### What to produce:
Below are entries. Pull out all lines containing "admin".

### Extracted material:
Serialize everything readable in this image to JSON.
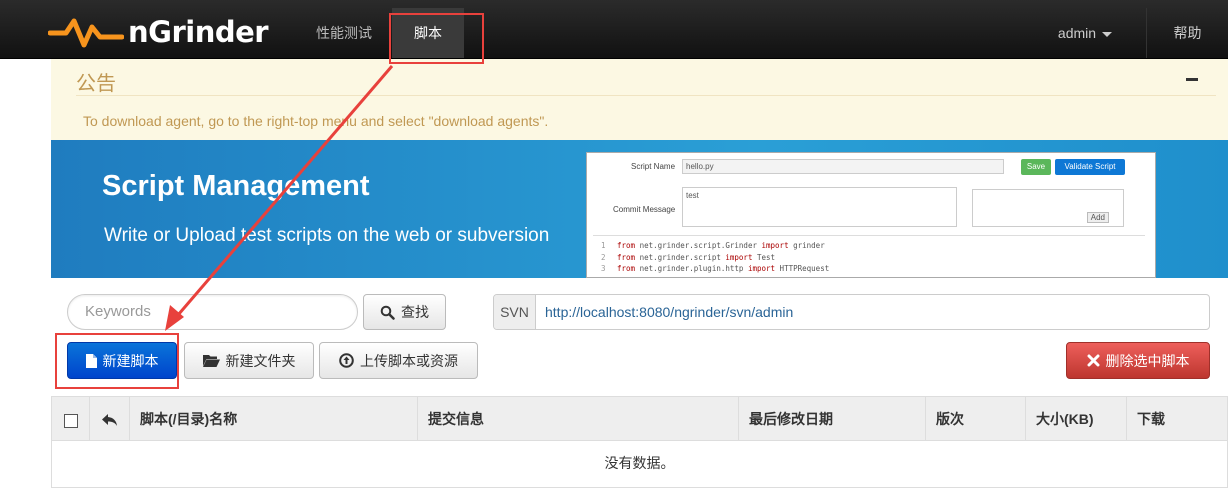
{
  "navbar": {
    "logo_text": "nGrinder",
    "nav_performance": "性能测试",
    "nav_script": "脚本",
    "user": "admin",
    "help": "帮助"
  },
  "notice": {
    "title": "公告",
    "text": "To download agent, go to the right-top menu and select \"download agents\"."
  },
  "banner": {
    "title": "Script Management",
    "subtitle": "Write or Upload test scripts on the web or subversion",
    "screenshot": {
      "script_name_label": "Script Name",
      "script_name_value": "hello.py",
      "save_label": "Save",
      "validate_label": "Validate Script",
      "commit_message_label": "Commit Message",
      "commit_message_value": "test",
      "add_label": "Add",
      "code_lines": [
        {
          "num": "1",
          "kw1": "from",
          "mod": " net.grinder.script.Grinder ",
          "kw2": "import",
          "name": " grinder"
        },
        {
          "num": "2",
          "kw1": "from",
          "mod": " net.grinder.script ",
          "kw2": "import",
          "name": " Test"
        },
        {
          "num": "3",
          "kw1": "from",
          "mod": " net.grinder.plugin.http ",
          "kw2": "import",
          "name": " HTTPRequest"
        }
      ]
    }
  },
  "toolbar": {
    "search_placeholder": "Keywords",
    "search_button": "查找",
    "svn_label": "SVN",
    "svn_url": "http://localhost:8080/ngrinder/svn/admin",
    "new_script": "新建脚本",
    "new_folder": "新建文件夹",
    "upload": "上传脚本或资源",
    "delete_selected": "删除选中脚本"
  },
  "table": {
    "columns": [
      "脚本(/目录)名称",
      "提交信息",
      "最后修改日期",
      "版次",
      "大小(KB)",
      "下载"
    ],
    "empty_text": "没有数据。"
  },
  "colors": {
    "annotation_red": "#e8413c",
    "primary": "#0044cc",
    "danger": "#bd362f",
    "banner_blue": "#2a9fd6"
  }
}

### Written answer:
    "user": "admin",
    "svn_url": "http://localhost:8080/ngrinder/svn/admin",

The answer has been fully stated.